Material supplied
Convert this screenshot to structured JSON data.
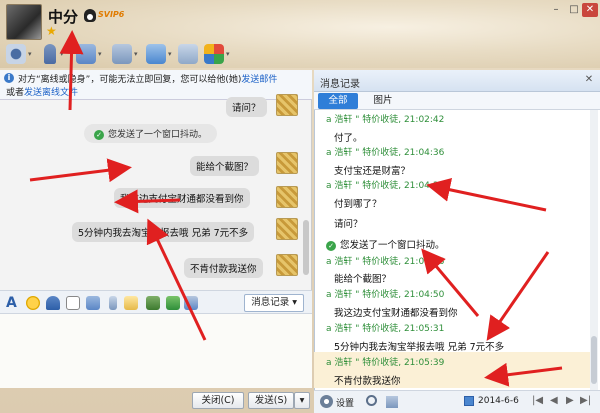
{
  "header": {
    "contact_name": "中分",
    "vip_badge": "SVIP6",
    "window_controls": {
      "minimize": "–",
      "maximize": "□",
      "close": "✕"
    }
  },
  "info_bar": {
    "line1_prefix": "对方“离线或隐身”，可能无法立即回复，您可以给他(她)",
    "line1_link": "发送邮件",
    "line2_prefix": "或者",
    "line2_link": "发送离线文件"
  },
  "chat": {
    "messages": [
      {
        "type": "bubble",
        "text": "请问？"
      },
      {
        "type": "system",
        "text": "您发送了一个窗口抖动。"
      },
      {
        "type": "bubble",
        "text": "能给个截图？"
      },
      {
        "type": "bubble",
        "text": "我这边支付宝财通都没看到你"
      },
      {
        "type": "bubble",
        "text": "5分钟内我去淘宝举报去哦 兄弟 7元不多"
      },
      {
        "type": "bubble",
        "text": "不肯付款我送你"
      }
    ]
  },
  "input_toolbar": {
    "message_record_label": "消息记录"
  },
  "buttons": {
    "close": "关闭(C)",
    "send": "发送(S)",
    "send_dropdown": "▾"
  },
  "history_panel": {
    "title": "消息记录",
    "close": "✕",
    "tabs": [
      {
        "label": "全部",
        "active": true
      },
      {
        "label": "图片",
        "active": false
      }
    ],
    "records": [
      {
        "header": "",
        "text": "付了。"
      },
      {
        "header": "a      浩轩  \" 特价收徒, 21:04:36",
        "text": "支付宝还是财富？"
      },
      {
        "header": "a      浩轩  \" 特价收徒, 21:04:38",
        "text": "付到哪了？"
      },
      {
        "header": "",
        "text": "请问？"
      },
      {
        "header": "",
        "text": "您发送了一个窗口抖动。",
        "system": true
      },
      {
        "header": "a      浩轩  \" 特价收徒, 21:04:46",
        "text": "能给个截图？"
      },
      {
        "header": "a      浩轩  \" 特价收徒, 21:04:50",
        "text": "我这边支付宝财通都没看到你"
      },
      {
        "header": "a      浩轩  \" 特价收徒, 21:05:31",
        "text": "5分钟内我去淘宝举报去哦 兄弟 7元不多"
      },
      {
        "header": "a      浩轩  \" 特价收徒, 21:05:39",
        "text": "不肯付款我送你"
      }
    ],
    "top_record_header": "a      浩轩  \" 特价收徒, 21:02:42",
    "bottom_bar": {
      "settings": "设置",
      "date": "2014-6-6"
    }
  },
  "colors": {
    "accent": "#2f7ed8",
    "arrow": "#e02020",
    "record_header": "#2f8f3a"
  }
}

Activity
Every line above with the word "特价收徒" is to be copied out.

Solved problem
        "header": "a      浩轩  \" 特价收徒, 21:04:36",
        "header": "a      浩轩  \" 特价收徒, 21:04:38",
        "header": "a      浩轩  \" 特价收徒, 21:04:46",
        "header": "a      浩轩  \" 特价收徒, 21:04:50",
        "header": "a      浩轩  \" 特价收徒, 21:05:31",
        "header": "a      浩轩  \" 特价收徒, 21:05:39",
    "top_record_header": "a      浩轩  \" 特价收徒, 21:02:42",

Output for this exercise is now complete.